Extreme discharge events at the confluence of the River Meuse and two joining lowland tributaries are studied, introducing a new analysis method based on dynamic time warping. The method offers robust means of tracing individual discharge waves in discharge time series collected throughout a catchment. Chapter 5 shows that the precipitation patterns in the catchment areas are spatially correlated. Spatial correlation of the precipitation patterns is a prerequisite for simultaneous occurrence at the confluence. From a comparison of the nine highest discharge waves in the main stream and the joining lowland tributaries, it follows that the exact timing of the discharge peaks and the probability of simultaneous occurrence of discharge peaks are of little relevance to flood risk. The duration of the discharge wave in the main stream is larger compared to the time lags between discharge peaks in the main channel and the tributaries. Simultaneous occurrence of discharge peaks result in the backwater effects in the tributaries. The backwater height can increase to 1.5~m over 4~km from the confluence in the Dommel and Aa rivers.

Water level and discharge dynamics can change as result of human intervention in lowland river systems. It is important to understand the dynamics in detail before interventions are applied in order to improve, for instance, water retention. A number of interventions have been studied in detail in this thesis. It can be concluded from these studies that:

  • local water level increase can be created by obstruction and/or increased friction.

  • local discharge delay cannot be achieved by creating sharp bends, despite the additional advection and diffusion resulting from a longer thalweg.

  • regional water level increase can be obtained by preserving higher surface water and groundwater levels during conditions without severe rain events and by managing surface water levels before severe rain events.

  • regional discharge delay has a marginal negative impact on the simultaneous occurrence of flood peaks at lowland confluences despite the locally increased water levels in the tributaries.

With the help of these insights, local and regional effects on water level and discharge dynamics can be better understood, and by continuous learning from the water system, a liveable environment can be maintained for humans and other biota.

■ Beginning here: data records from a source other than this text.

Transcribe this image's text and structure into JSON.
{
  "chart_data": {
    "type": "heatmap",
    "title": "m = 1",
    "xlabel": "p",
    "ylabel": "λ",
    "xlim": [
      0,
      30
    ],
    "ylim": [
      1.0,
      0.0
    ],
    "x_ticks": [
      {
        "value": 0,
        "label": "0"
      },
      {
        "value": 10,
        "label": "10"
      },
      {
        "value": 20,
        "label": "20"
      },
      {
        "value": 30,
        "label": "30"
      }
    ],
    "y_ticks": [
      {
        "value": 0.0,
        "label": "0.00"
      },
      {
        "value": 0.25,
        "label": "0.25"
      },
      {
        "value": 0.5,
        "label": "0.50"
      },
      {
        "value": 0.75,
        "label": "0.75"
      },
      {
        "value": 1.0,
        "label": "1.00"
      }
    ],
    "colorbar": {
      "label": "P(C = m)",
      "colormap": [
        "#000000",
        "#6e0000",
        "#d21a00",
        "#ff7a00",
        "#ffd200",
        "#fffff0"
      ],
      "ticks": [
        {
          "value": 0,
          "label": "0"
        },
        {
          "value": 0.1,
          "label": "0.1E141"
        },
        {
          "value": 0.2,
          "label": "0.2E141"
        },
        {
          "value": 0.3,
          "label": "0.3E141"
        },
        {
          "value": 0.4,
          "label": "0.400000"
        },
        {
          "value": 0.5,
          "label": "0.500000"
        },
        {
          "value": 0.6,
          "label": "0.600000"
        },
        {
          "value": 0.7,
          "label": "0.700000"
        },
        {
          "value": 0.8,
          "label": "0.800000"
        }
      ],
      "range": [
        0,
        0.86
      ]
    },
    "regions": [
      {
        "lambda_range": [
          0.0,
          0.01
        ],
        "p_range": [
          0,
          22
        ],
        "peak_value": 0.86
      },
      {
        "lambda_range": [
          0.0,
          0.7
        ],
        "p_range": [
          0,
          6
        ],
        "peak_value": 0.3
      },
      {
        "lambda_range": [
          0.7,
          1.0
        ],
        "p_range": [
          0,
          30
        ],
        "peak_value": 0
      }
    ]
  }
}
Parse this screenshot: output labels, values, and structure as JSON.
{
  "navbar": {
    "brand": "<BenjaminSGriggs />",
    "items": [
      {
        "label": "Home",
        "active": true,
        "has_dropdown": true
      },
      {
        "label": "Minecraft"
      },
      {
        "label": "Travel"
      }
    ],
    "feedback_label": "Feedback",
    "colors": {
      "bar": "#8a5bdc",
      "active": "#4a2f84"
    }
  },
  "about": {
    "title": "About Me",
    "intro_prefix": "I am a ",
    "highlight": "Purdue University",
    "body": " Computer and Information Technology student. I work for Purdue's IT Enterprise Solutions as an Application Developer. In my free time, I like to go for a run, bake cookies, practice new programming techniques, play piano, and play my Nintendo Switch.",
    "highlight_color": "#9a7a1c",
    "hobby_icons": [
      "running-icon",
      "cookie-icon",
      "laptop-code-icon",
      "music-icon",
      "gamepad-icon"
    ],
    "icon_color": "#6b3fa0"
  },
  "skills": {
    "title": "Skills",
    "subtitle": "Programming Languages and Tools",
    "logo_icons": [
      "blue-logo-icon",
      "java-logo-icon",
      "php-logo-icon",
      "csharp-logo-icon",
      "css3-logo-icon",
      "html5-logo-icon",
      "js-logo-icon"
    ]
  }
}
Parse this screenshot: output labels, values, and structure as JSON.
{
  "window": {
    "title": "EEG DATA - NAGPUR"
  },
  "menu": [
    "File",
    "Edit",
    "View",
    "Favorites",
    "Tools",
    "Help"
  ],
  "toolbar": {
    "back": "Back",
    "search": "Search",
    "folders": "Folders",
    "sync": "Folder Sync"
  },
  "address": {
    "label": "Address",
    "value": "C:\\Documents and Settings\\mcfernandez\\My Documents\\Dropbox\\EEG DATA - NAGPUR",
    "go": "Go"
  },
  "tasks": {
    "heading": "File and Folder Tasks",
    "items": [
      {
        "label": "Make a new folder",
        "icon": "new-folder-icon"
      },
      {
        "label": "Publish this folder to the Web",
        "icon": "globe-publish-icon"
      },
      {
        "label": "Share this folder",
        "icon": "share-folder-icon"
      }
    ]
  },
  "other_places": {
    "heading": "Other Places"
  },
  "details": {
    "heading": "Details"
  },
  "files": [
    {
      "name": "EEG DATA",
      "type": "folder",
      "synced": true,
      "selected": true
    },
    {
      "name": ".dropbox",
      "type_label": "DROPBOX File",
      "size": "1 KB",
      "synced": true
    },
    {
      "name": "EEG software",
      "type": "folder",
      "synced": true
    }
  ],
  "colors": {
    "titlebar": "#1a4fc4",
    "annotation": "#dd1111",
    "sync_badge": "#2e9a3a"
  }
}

Comments
There are no comments yet. You can post the first one!
Post a comment
 
Please log in to use this service. Login as Wageningen University & Research user or guest user in upper right hand corner of this page.